_Exercise directions_:
Each record, in full, must be restated word for word.

_Extracted data_:
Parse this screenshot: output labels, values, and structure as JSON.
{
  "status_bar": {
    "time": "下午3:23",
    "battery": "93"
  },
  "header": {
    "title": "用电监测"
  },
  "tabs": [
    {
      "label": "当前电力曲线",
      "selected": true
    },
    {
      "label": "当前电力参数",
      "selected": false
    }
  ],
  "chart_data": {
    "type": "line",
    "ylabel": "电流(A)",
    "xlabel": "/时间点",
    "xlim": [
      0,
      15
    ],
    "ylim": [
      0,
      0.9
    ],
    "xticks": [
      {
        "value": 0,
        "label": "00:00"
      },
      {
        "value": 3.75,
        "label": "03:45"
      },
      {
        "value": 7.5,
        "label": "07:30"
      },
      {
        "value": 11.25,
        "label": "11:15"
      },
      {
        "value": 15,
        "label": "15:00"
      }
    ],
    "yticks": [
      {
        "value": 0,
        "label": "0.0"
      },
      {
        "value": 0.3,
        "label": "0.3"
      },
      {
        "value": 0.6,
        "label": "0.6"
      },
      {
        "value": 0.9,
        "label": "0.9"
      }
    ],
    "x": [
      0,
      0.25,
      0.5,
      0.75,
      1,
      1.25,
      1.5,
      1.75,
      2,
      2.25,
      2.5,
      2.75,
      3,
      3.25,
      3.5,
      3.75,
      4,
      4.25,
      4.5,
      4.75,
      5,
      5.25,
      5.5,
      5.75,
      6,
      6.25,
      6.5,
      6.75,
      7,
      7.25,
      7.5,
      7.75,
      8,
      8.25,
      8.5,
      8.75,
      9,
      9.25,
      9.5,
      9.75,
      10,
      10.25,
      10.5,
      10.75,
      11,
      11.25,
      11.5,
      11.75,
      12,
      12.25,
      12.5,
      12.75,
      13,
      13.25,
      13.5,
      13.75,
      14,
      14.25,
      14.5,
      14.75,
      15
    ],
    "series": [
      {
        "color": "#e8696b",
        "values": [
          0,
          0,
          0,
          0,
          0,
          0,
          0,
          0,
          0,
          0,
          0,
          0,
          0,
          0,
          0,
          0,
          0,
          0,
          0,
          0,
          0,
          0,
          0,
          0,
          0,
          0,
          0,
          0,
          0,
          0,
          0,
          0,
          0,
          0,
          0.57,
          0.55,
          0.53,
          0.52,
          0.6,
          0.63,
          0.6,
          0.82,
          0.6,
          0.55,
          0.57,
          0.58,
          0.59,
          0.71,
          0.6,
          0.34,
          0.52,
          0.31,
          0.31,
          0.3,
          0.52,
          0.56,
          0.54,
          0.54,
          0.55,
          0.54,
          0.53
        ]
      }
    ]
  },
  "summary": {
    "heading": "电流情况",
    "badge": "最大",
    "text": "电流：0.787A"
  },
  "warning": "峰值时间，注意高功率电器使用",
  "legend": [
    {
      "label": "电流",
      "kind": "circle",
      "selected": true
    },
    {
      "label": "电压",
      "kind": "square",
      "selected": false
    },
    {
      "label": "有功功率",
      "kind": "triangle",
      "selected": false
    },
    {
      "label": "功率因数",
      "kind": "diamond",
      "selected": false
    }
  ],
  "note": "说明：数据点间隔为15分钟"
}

_Answer box_:
Parse this screenshot: output labels, values, and structure as JSON.
{
  "status_bar": {
    "time": "下午3:23",
    "battery": "93"
  },
  "header": {
    "title": "用电监测"
  },
  "tabs": [
    {
      "label": "当前电力曲线",
      "selected": true
    },
    {
      "label": "当前电力参数",
      "selected": false
    }
  ],
  "chart_data": {
    "type": "line",
    "ylabel": "电流(A)",
    "xlabel": "/时间点",
    "xlim": [
      0,
      15
    ],
    "ylim": [
      0,
      0.9
    ],
    "xticks": [
      {
        "value": 0,
        "label": "00:00"
      },
      {
        "value": 3.75,
        "label": "03:45"
      },
      {
        "value": 7.5,
        "label": "07:30"
      },
      {
        "value": 11.25,
        "label": "11:15"
      },
      {
        "value": 15,
        "label": "15:00"
      }
    ],
    "yticks": [
      {
        "value": 0,
        "label": "0.0"
      },
      {
        "value": 0.3,
        "label": "0.3"
      },
      {
        "value": 0.6,
        "label": "0.6"
      },
      {
        "value": 0.9,
        "label": "0.9"
      }
    ],
    "x": [
      0,
      0.25,
      0.5,
      0.75,
      1,
      1.25,
      1.5,
      1.75,
      2,
      2.25,
      2.5,
      2.75,
      3,
      3.25,
      3.5,
      3.75,
      4,
      4.25,
      4.5,
      4.75,
      5,
      5.25,
      5.5,
      5.75,
      6,
      6.25,
      6.5,
      6.75,
      7,
      7.25,
      7.5,
      7.75,
      8,
      8.25,
      8.5,
      8.75,
      9,
      9.25,
      9.5,
      9.75,
      10,
      10.25,
      10.5,
      10.75,
      11,
      11.25,
      11.5,
      11.75,
      12,
      12.25,
      12.5,
      12.75,
      13,
      13.25,
      13.5,
      13.75,
      14,
      14.25,
      14.5,
      14.75,
      15
    ],
    "series": [
      {
        "color": "#e8696b",
        "values": [
          0,
          0,
          0,
          0,
          0,
          0,
          0,
          0,
          0,
          0,
          0,
          0,
          0,
          0,
          0,
          0,
          0,
          0,
          0,
          0,
          0,
          0,
          0,
          0,
          0,
          0,
          0,
          0,
          0,
          0,
          0,
          0,
          0,
          0,
          0.57,
          0.55,
          0.53,
          0.52,
          0.6,
          0.63,
          0.6,
          0.82,
          0.6,
          0.55,
          0.57,
          0.58,
          0.59,
          0.71,
          0.6,
          0.34,
          0.52,
          0.31,
          0.31,
          0.3,
          0.52,
          0.56,
          0.54,
          0.54,
          0.55,
          0.54,
          0.53
        ]
      }
    ]
  },
  "summary": {
    "heading": "电流情况",
    "badge": "最大",
    "text": "电流：0.787A"
  },
  "warning": "峰值时间，注意高功率电器使用",
  "legend": [
    {
      "label": "电流",
      "kind": "circle",
      "selected": true
    },
    {
      "label": "电压",
      "kind": "square",
      "selected": false
    },
    {
      "label": "有功功率",
      "kind": "triangle",
      "selected": false
    },
    {
      "label": "功率因数",
      "kind": "diamond",
      "selected": false
    }
  ],
  "note": "说明：数据点间隔为15分钟"
}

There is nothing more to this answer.